- measuring ground deformation
- monitoring volcanic gases
- monitoring changes in the chemistry and temperature of crater lakes.
Earthquakes usually provide the first sign of unrest. The seismic results are sent by radio telemetry to GeoNet headquarters and continuously monitored. Once increased activity is detected, more detailed observations are undertaken. Earthquakes caused by the rise of magma – identified as ‘volcanic earthquakes’ – can be distinguished from those arising from ground movement caused by tectonic (non-volcanic) processes.
New Zealand’s active or potentially active volcanoes
Those volcanoes that have erupted within the last 10,000 years, especially those with multiple eruptions in that period, are the most likely to erupt again. Together with Taranaki (Mt Egmont) and the Tūhua caldera (Mayor Island), most of the active volcanic centres are in the Taupō Volcanic Zone, and include Ruapehu, Ngāuruhoe, Tongariro, Taupō caldera, Okataina caldera, Mt Edgecumbe (Pūtauaki) and Whakaari (White Island).
Taranaki (Mt Egmont) has erupted at least a dozen times since about 1300 AD, the most recent (Tahurangi) occurring probably around 1755. Taranaki has generated a series of lahars in the last few thousand years, as well as eruptions, and part of the volcano's summit probably collapsed between 1860 and 1897.
Mayor Island (Tūhua), 25 kilometres offshore in the western Bay of Plenty, has erupted several times in the last 10,000 years.

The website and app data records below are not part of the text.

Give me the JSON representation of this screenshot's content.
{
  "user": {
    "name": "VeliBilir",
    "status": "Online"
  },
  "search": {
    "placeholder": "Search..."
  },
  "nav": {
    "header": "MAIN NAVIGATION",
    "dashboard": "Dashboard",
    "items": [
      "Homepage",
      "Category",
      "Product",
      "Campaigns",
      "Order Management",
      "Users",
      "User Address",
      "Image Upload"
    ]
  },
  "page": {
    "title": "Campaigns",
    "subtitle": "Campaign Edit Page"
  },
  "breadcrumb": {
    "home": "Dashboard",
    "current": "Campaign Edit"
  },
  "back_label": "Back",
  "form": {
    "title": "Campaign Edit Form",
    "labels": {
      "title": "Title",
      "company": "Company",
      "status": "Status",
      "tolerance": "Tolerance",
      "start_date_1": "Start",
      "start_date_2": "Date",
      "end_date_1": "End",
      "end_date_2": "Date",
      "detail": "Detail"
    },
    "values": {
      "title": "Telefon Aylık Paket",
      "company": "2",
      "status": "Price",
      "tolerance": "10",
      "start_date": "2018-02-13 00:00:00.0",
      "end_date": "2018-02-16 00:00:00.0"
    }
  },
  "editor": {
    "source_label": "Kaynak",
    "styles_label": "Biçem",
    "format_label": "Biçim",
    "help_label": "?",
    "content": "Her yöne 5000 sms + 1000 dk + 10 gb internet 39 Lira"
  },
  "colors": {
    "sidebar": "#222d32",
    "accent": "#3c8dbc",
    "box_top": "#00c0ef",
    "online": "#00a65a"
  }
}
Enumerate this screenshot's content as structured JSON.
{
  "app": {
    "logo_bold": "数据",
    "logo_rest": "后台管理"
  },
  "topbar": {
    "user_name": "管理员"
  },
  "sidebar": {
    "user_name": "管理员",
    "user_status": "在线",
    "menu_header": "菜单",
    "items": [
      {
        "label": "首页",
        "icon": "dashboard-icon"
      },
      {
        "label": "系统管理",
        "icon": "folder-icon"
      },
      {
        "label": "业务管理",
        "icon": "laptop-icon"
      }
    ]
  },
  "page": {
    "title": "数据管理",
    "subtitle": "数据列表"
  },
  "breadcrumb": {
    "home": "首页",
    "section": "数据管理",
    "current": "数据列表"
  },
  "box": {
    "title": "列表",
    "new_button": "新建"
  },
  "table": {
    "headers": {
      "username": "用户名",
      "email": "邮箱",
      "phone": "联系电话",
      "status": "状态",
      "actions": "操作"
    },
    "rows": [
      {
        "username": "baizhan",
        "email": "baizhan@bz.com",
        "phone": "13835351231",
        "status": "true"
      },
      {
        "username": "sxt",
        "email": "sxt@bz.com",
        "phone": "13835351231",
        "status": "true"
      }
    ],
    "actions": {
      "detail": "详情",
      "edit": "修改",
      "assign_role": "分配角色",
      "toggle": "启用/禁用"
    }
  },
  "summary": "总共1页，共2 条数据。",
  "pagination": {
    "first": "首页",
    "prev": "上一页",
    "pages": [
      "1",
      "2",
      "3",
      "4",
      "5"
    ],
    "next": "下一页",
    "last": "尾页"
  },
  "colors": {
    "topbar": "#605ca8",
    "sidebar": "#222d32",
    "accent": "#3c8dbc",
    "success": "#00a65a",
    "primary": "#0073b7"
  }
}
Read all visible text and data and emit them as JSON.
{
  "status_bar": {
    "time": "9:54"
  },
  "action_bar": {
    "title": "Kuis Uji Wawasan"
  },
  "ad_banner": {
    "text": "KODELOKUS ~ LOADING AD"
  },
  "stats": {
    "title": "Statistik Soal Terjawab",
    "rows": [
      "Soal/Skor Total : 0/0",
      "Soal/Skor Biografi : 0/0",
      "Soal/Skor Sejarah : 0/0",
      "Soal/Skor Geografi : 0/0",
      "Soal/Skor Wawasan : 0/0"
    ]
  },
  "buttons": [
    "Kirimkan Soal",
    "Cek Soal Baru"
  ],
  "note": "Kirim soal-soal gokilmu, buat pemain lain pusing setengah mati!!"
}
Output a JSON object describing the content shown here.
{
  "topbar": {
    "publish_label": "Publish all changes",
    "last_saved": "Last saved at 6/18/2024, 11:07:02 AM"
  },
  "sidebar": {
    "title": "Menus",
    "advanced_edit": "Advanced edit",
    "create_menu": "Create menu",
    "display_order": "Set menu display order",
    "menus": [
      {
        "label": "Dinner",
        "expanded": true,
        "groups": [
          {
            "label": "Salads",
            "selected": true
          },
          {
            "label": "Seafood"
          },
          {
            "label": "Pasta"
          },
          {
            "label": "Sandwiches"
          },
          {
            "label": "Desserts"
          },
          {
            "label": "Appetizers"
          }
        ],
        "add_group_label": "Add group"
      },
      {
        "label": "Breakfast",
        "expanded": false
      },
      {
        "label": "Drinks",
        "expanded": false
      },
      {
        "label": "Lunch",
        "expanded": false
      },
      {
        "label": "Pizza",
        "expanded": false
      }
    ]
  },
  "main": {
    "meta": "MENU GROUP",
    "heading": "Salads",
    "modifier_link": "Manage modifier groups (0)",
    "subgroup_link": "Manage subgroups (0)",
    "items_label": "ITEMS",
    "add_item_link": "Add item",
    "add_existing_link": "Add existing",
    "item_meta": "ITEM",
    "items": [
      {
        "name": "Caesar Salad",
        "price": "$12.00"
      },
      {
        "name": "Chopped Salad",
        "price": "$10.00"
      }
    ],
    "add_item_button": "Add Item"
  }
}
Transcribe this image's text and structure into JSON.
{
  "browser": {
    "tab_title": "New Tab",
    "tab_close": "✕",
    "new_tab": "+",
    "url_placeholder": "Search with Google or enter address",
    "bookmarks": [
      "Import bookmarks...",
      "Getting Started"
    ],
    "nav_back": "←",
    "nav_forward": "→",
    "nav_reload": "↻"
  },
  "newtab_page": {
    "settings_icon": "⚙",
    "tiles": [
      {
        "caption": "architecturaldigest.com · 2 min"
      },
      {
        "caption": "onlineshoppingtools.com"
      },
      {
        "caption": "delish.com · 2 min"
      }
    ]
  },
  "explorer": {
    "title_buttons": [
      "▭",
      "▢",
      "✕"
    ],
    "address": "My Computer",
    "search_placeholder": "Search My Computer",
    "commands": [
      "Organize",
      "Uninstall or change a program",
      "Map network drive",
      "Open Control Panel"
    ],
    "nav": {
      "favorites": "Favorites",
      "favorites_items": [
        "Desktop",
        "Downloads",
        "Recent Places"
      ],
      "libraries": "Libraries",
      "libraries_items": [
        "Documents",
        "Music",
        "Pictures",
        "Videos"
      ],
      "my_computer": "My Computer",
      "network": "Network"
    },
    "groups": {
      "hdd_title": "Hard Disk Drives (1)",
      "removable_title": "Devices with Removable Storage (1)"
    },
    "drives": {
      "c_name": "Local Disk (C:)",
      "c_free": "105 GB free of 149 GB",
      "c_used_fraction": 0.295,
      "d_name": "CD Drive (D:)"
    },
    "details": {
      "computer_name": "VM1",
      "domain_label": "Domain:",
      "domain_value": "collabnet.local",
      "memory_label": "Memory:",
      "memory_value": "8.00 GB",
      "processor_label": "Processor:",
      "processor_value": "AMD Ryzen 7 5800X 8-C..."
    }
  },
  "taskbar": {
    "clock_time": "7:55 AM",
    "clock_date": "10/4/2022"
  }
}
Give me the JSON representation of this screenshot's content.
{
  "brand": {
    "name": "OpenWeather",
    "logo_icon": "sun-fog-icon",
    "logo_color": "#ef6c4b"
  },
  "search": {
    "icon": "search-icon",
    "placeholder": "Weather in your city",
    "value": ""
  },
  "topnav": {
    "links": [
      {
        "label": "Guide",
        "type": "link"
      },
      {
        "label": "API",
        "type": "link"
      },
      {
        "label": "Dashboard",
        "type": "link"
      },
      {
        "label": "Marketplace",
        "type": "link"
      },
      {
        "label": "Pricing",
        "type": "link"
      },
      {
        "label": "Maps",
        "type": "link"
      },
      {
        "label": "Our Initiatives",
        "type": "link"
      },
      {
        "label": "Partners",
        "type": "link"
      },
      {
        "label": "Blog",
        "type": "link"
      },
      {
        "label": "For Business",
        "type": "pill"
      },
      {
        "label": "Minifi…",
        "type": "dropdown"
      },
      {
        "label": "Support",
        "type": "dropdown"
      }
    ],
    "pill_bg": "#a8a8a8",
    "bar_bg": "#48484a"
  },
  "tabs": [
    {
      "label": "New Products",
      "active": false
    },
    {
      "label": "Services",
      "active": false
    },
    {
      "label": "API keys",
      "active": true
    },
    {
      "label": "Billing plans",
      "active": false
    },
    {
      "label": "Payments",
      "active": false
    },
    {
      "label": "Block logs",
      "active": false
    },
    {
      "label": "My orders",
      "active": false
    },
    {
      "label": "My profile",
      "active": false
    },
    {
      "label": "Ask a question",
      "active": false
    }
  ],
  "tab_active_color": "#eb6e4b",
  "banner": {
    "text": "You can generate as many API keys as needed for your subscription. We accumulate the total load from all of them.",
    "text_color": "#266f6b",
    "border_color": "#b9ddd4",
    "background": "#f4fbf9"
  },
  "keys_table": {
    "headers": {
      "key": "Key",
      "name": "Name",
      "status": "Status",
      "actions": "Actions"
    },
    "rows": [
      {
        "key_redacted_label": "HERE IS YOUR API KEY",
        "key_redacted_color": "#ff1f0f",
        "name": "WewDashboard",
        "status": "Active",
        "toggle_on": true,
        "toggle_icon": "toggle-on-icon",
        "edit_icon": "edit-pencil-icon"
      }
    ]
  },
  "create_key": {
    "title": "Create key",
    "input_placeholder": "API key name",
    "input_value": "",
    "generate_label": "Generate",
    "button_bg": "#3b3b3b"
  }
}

A caldera-forming event about 7,000 years ago spread tephra over part of the North Island. The latest eruption, of lavas, took place possibly about 3,000 years ago.
Mt Edgecumbe (Pūtauaki), an andesitic cone volcano, was active about 3,200 years ago.
Small eruptions have occurred irregularly over a large area in the Auckland volcanic field, the latest being the formation of Rangitoto Island around 1400 AD. Past experience suggests that future eruptions in Auckland are likely to come from new vents rather than existing cones.
All these volcanoes are monitored by the existing seismic network, which should give early warning of renewed volcanic activity. In some cases, however, the period of warning before an eruption may be only a matter of a day or two (as in Auckland) but in others (such as Taupō) it may be prolonged for months or even years.
The Kermadec Ridge continues north-eastwards for over 1,400 kilometres from the Taupō Volcanic Zone as a chain of submarine volcanoes. Oceanographic research has shown evidence of recent volcanic or hydrothermal activity. Three volcanic islands occur towards the northern end of the ridge, and there is a seismograph on Raoul Island (900 kilometres north-east of New Zealand). In contrast to the volcanoes on or close to the North Island, there is little monitoring along most of the Kermadec Ridge.